(MATERIAL PROVIDED):
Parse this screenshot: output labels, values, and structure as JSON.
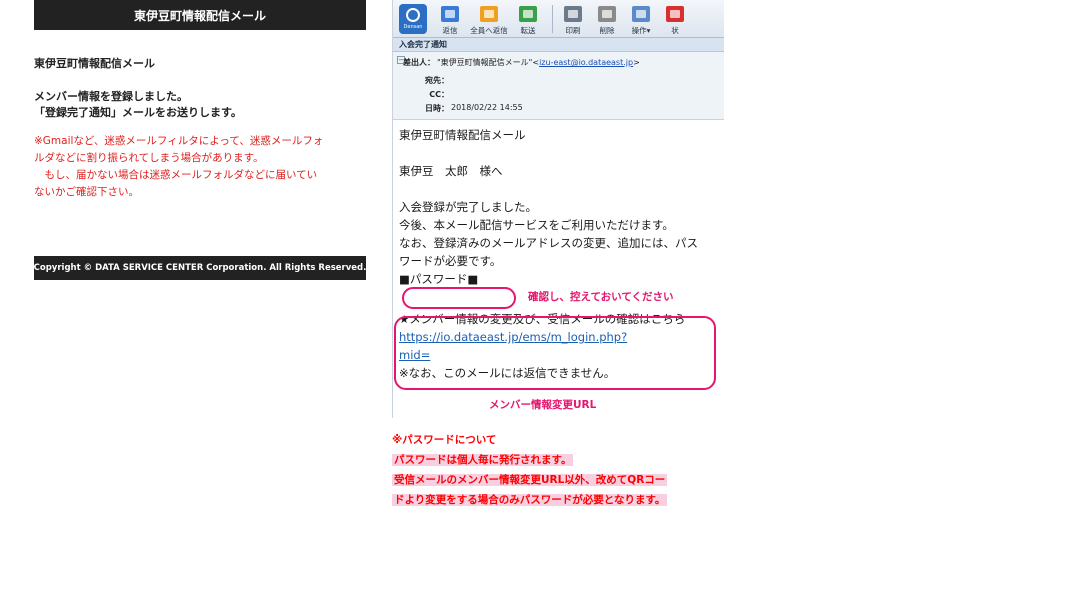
{
  "registration": {
    "header_title": "東伊豆町情報配信メール",
    "site_name": "東伊豆町情報配信メール",
    "message_lines": [
      "メンバー情報を登録しました。",
      "「登録完了通知」メールをお送りします。"
    ],
    "note_lines": [
      "※Gmailなど、迷惑メールフィルタによって、迷惑メールフォ",
      "ルダなどに割り振られてしまう場合があります。",
      "　もし、届かない場合は迷惑メールフォルダなどに届いてい",
      "ないかご確認下さい。"
    ],
    "footer": "Copyright © DATA SERVICE CENTER Corporation. All Rights Reserved."
  },
  "mail_client": {
    "logo_word": "Densan",
    "toolbar": [
      {
        "label": "返信",
        "icon": "reply-icon",
        "color": "#3a7bd5"
      },
      {
        "label": "全員へ返信",
        "icon": "reply-all-icon",
        "color": "#f0a020"
      },
      {
        "label": "転送",
        "icon": "forward-icon",
        "color": "#3aa04a"
      },
      {
        "label": "印刷",
        "icon": "print-icon",
        "color": "#6b7b8c"
      },
      {
        "label": "削除",
        "icon": "trash-icon",
        "color": "#8a8a8a"
      },
      {
        "label": "操作▾",
        "icon": "operations-icon",
        "color": "#5a8ac8"
      },
      {
        "label": "状",
        "icon": "status-icon",
        "color": "#d83030"
      }
    ],
    "subject": "入会完了通知",
    "headers": {
      "from_label": "差出人：",
      "from_name": "\"東伊豆町情報配信メール\"<",
      "from_address": "izu-east@io.dataeast.jp",
      "from_suffix": ">",
      "to_label": "宛先：",
      "cc_label": "CC：",
      "date_label": "日時：",
      "date_value": "2018/02/22 14:55"
    },
    "body": {
      "line1": "東伊豆町情報配信メール",
      "line2": "東伊豆　太郎　様へ",
      "line3": "入会登録が完了しました。",
      "line4": "今後、本メール配信サービスをご利用いただけます。",
      "line5": "なお、登録済みのメールアドレスの変更、追加には、パス",
      "line6": "ワードが必要です。",
      "line7": "■パスワード■",
      "line8": "★メンバー情報の変更及び、受信メールの確認はこちら",
      "link1": "https://io.dataeast.jp/ems/m_login.php?",
      "link2": "mid=",
      "line9": "※なお、このメールには返信できません。"
    }
  },
  "annotations": {
    "password_note": "確認し、控えておいてください",
    "url_note": "メンバー情報変更URL",
    "accent": "#e5166d"
  },
  "password_info": [
    "※パスワードについて",
    "パスワードは個人毎に発行されます。",
    "受信メールのメンバー情報変更URL以外、改めてQRコー",
    "ドより変更をする場合のみパスワードが必要となります。"
  ]
}
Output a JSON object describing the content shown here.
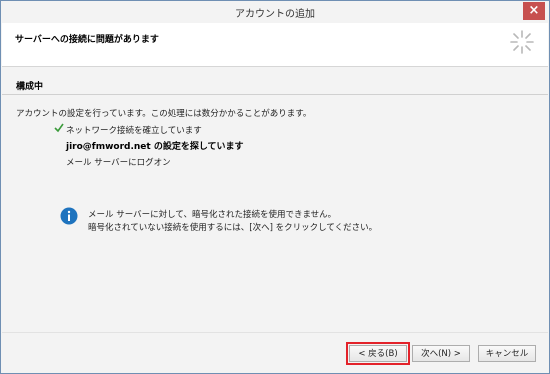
{
  "window": {
    "title": "アカウントの追加",
    "close_label": "×"
  },
  "header": {
    "title": "サーバーへの接続に問題があります"
  },
  "section": {
    "title": "構成中",
    "intro": "アカウントの設定を行っています。この処理には数分かかることがあります。",
    "steps": [
      {
        "label": "ネットワーク接続を確立しています",
        "status": "done"
      },
      {
        "label": "jiro@fmword.net の設定を探しています",
        "status": "current"
      },
      {
        "label": "メール サーバーにログオン",
        "status": "pending"
      }
    ]
  },
  "info": {
    "line1": "メール サーバーに対して、暗号化された接続を使用できません。",
    "line2": "暗号化されていない接続を使用するには、[次へ] をクリックしてください。"
  },
  "buttons": {
    "back": "< 戻る(B)",
    "next": "次へ(N) >",
    "cancel": "キャンセル"
  },
  "colors": {
    "highlight": "#e3222a",
    "info": "#1e73be",
    "check": "#3a9a3a"
  }
}
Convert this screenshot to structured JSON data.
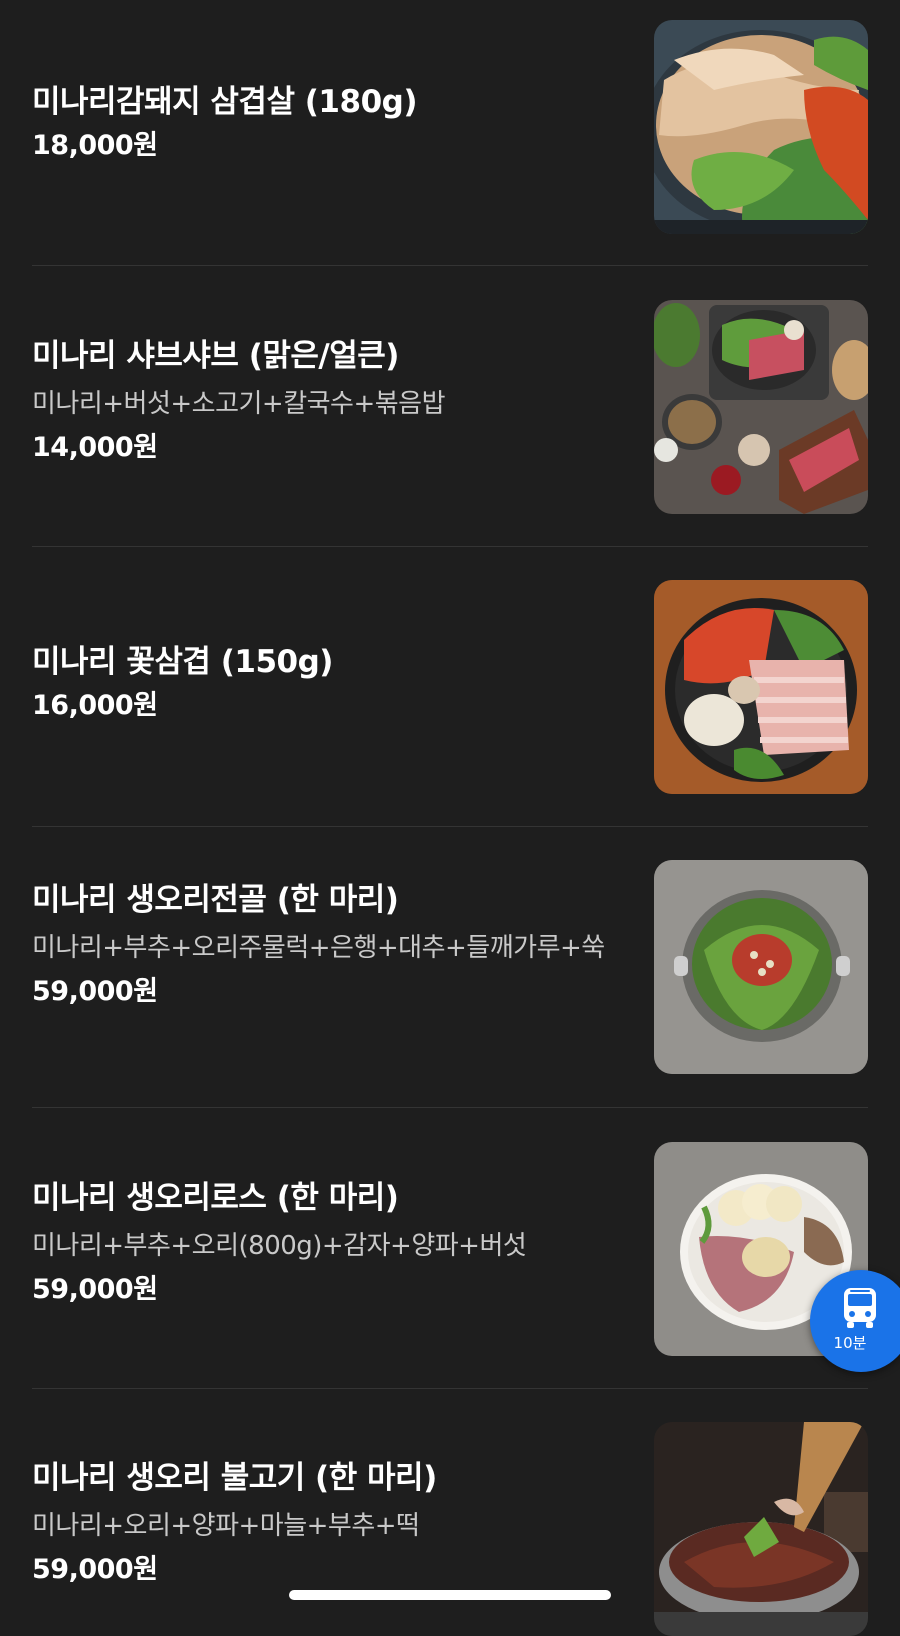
{
  "menu": {
    "items": [
      {
        "name": "미나리감돼지 삼겹살 (180g)",
        "desc": "",
        "price": "18,000원",
        "image_icon": "pork-belly-grill-photo"
      },
      {
        "name": "미나리 샤브샤브 (맑은/얼큰)",
        "desc": "미나리+버섯+소고기+칼국수+볶음밥",
        "price": "14,000원",
        "image_icon": "shabu-shabu-photo"
      },
      {
        "name": "미나리 꽃삼겹 (150g)",
        "desc": "",
        "price": "16,000원",
        "image_icon": "flower-pork-belly-photo"
      },
      {
        "name": "미나리 생오리전골 (한 마리)",
        "desc": "미나리+부추+오리주물럭+은행+대추+들깨가루+쑥",
        "price": "59,000원",
        "image_icon": "duck-hotpot-photo"
      },
      {
        "name": "미나리 생오리로스 (한 마리)",
        "desc": "미나리+부추+오리(800g)+감자+양파+버섯",
        "price": "59,000원",
        "image_icon": "duck-roast-photo"
      },
      {
        "name": "미나리 생오리 불고기 (한 마리)",
        "desc": "미나리+오리+양파+마늘+부추+떡",
        "price": "59,000원",
        "image_icon": "duck-bulgogi-photo"
      }
    ]
  },
  "transit": {
    "time": "10분",
    "icon": "bus-icon"
  },
  "colors": {
    "background": "#1e1e1e",
    "divider": "#343434",
    "accent": "#1a73e8",
    "desc_text": "#c9c9c9"
  }
}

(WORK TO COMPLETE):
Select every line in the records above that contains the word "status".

(WORKED SOLUTION):
        "icon": "status-icon",
        "status": "done"
        "status": "current"
        "status": "pending"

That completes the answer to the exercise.